What is Melanoma?
Melanoma is a cancer which usually starts in the skin, either in a mole or in normal looking skin. It develops in skin cells called melanocytes. These are cells which produce a pigment called melanin. Melanin helps determine the colour of our skin. Moles are groups of melanocytes that lie close together. Most pale-skinned people have about 20-30 moles on their skin.
What causes Melanoma?
One of the causes of melanoma is ultraviolet (UV) rays from the sun. These damage the skin. People whose skin burns easily are at most risk of developing melanoma – typically people with fair skin, fair or red hair and blue eyes.
Melanoma is very rare in childhood. However, children and young adults who are overexposed to the sun and have severe burning or blistering are at risk of developing melanoma in later life. It is less common in Asian or black people, but more common in women, particularly between the ages of 40 and 60.
The trend to take sunny holidays abroad is leading to an increase in the number of people developing melanoma and other skin cancers. Melanoma and skin cancer are also rising in those who take part in outdoor sports. In some parts of the world, damage to the ozone layer is contributing to the increase in the numbers of people developing melanoma.
Special clothing made of closely woven material can be obtained to protect the skin from the sun. These are particularly useful in protecting children at the seaside. Cotton T shirts offer no protection when wet. A high factor sunscreen (SPF 30 or higher and a minimum of four stars) should be used on any exposed areas of the skin.

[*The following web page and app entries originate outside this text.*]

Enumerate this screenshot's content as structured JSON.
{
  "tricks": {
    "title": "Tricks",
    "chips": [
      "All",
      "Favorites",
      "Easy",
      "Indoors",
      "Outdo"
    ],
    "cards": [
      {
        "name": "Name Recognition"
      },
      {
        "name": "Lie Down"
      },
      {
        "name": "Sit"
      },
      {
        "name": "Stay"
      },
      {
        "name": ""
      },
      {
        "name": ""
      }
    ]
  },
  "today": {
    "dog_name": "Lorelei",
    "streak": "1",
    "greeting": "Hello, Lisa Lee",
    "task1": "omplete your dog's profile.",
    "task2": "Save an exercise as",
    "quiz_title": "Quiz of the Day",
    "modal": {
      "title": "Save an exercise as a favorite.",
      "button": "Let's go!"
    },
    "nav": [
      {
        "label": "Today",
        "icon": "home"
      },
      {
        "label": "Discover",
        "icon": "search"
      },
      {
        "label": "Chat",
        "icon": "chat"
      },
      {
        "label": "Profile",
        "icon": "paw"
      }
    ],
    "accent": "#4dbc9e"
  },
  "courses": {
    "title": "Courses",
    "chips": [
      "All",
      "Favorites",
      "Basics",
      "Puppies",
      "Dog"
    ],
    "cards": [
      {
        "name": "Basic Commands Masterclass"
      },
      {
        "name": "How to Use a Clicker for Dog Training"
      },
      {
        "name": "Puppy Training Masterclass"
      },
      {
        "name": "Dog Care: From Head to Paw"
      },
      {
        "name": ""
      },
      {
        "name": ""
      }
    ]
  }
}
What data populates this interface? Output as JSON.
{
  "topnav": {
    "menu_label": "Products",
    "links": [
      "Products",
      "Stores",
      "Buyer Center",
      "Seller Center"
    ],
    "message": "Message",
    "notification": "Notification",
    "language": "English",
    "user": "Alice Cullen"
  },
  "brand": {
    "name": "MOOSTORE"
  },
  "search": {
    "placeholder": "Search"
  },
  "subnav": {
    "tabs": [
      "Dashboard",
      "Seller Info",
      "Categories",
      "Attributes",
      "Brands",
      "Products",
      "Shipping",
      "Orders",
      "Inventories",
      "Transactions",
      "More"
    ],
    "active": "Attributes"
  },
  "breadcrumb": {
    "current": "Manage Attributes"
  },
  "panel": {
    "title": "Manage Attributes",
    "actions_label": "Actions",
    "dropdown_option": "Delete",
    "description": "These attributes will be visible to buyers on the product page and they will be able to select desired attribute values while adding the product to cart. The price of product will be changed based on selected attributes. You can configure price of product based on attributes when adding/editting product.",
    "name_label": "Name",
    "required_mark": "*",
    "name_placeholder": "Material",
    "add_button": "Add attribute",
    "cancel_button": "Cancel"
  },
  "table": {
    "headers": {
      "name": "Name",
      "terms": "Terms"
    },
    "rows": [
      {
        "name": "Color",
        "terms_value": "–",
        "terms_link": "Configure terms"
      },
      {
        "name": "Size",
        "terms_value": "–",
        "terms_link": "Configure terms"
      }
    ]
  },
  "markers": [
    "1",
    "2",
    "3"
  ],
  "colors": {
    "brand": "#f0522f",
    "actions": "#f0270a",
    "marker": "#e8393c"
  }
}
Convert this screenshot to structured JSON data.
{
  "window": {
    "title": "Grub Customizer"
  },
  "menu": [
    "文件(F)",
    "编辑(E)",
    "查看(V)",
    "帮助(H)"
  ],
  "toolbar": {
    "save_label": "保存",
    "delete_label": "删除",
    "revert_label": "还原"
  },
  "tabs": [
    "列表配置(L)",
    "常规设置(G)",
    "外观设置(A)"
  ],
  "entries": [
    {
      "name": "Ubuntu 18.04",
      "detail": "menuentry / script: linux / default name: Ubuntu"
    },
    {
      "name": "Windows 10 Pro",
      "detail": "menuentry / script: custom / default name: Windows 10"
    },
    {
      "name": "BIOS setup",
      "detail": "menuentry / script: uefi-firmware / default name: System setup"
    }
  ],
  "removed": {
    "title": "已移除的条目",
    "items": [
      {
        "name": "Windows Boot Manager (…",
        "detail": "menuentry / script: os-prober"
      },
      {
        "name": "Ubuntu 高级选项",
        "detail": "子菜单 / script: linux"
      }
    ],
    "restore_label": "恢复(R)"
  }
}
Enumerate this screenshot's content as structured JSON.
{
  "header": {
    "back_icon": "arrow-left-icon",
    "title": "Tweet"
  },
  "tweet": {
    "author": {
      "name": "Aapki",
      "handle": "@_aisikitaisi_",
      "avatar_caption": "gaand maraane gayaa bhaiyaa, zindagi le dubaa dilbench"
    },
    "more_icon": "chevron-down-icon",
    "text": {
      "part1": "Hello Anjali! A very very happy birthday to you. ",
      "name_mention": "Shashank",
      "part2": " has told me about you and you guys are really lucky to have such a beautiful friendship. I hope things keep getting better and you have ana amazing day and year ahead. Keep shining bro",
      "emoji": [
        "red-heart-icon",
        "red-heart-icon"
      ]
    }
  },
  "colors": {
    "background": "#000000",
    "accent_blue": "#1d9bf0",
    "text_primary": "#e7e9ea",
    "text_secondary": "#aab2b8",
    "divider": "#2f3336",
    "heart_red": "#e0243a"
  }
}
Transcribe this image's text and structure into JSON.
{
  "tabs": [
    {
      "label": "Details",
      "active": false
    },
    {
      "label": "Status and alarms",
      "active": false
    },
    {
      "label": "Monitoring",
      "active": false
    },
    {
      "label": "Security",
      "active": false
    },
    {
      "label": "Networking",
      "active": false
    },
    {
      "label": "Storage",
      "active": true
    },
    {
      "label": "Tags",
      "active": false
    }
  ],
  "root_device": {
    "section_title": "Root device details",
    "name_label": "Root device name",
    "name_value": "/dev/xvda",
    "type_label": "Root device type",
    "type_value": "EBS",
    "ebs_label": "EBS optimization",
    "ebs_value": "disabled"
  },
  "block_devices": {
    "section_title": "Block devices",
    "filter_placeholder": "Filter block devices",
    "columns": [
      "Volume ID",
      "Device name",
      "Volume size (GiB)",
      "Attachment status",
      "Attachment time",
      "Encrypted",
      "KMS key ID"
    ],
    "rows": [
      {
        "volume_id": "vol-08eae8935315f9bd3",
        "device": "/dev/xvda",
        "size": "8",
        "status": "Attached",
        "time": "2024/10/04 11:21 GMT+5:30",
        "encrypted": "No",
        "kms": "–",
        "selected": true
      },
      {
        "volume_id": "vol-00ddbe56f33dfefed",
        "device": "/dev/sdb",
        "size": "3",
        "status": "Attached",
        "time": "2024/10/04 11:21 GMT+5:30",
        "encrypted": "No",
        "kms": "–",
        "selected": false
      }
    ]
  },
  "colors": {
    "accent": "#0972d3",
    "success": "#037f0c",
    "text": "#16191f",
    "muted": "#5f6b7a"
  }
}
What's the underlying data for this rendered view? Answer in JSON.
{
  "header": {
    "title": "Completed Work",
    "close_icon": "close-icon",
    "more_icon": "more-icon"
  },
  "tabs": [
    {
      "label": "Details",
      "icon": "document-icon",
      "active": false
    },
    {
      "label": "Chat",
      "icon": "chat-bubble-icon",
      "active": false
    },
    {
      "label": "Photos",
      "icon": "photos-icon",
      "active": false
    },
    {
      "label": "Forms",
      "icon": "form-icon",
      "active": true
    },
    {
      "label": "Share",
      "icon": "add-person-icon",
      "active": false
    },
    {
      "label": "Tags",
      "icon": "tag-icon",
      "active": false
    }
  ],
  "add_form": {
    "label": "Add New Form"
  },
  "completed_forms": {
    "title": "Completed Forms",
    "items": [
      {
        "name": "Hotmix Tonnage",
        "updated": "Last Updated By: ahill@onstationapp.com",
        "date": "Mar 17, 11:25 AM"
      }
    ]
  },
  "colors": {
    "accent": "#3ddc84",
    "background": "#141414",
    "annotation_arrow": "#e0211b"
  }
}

If someone in a family develops a melanoma, other family members may be at risk of developing melanoma. Therefore, other close family members should limit their exposure to the sun and report any suspicious moles to their GP. If the GP is concerned that a mole may be suspicious then he/she will refer to a hospital specialist who is experienced at diagnosing and managing melanoma, usually a dermatologist or plastic surgeon. People who have a lot of abnormal moles (known as dysplastic naevus syndrome or atypical mole syndrome) have a higher risk of developing melanoma than other people.
Using sunbeds leads to premature ageing of the skin – wrinkling and liver spots. Sunbeds also increase the risk of developing skin cancer including melanoma. For these reasons, sunbeds should not be used, and it will soon be illegal for those aged younger than 18 years to do so.
Although the number of people who develop melanoma is rising, it is still an uncommon type of cancer.
Types of Melanoma
There are four main types of melanoma which occur in the skin. These are known as cutaneous melanoma:
Superficial spreading melanoma is the most common type of melanoma. About 7 out of 10 (70%) are this type. They occur mostly in middle-aged people. The most common place in women is on the legs, while in men it is more common on the trunk, particularly the back.
They tend to start by spreading out across the surface of the skin. If the melanoma is removed at this stage whilst it is very thin, there is a very high chance of cure. If the melanoma is not removed, it will start to grow down deeper into the layers of the skin. There is then a risk that it will spread in the bloodstream or lymph system to other parts of the body.
Nodular melanoma occurs most often on the chest or back. It is most commonly found in middle-aged people. It tends to grow deeper into the skin quite quickly if it is not removed. This type of melanoma is often raised above the rest of the skin surface and feels like a bump. It may be very dark brown-black or black.
Lentigo maligna melanoma is most commonly found on the face, particularly in older people. It grows slowly and may take several years to develop.
Acral melanoma is usually found on the palms of the hands, soles of the feet or around the toenails.
Other very rare types of melanoma of the skin include amelanotic melanoma (in which the melanoma loses its pigment and appears as a white area) and desmoplastic melanoma (which contains fibrous scar tissue).
Melanoma can start in parts of the body other than the skin but this is very rare. The parts of the body that may be affected are the eye, the mouth, under the fingernails (known as subungual melanoma), the vulval or vaginal tissues or internally.
What are the symptoms of malignant melanoma?
Most melanomas start with a change in the appearance of normal skin. This can look like an abnormal new mole. Less than a third develop in existing moles.
It can be difficult to tell the difference between a mole and a melanoma, but the following checklist can be used to help. It is known as the ABCD list.
Asymmetry – Ordinary moles are usually symmetrical in shape. Melanomas are likely to be irregular or asymmetrical.
Border – Moles usually have a well-defined regular border. Melanomas are more likely to have an irregular border with jagged edges.
Colour – Moles are usually a uniform brown. Melanomas tend to have more than one colour. They may be varying shades of brown mixed with black, red, pink, white or a bluish tint.
Diameter – Moles are normally no bigger than the blunt end of a pencil (about 6mm across). Melanomas are usually more than 6mm in diameter.
Normal moles can be raised up from the skin and/or may be hairy.
Itching, crusting or bleeding may also occur in melanomas – these are less common signs but should not be ignored.
Very few ordinary moles become melanomas but it is best to discuss any changes with your doctor – the earlier melanoma is discovered, the more successful the treatment.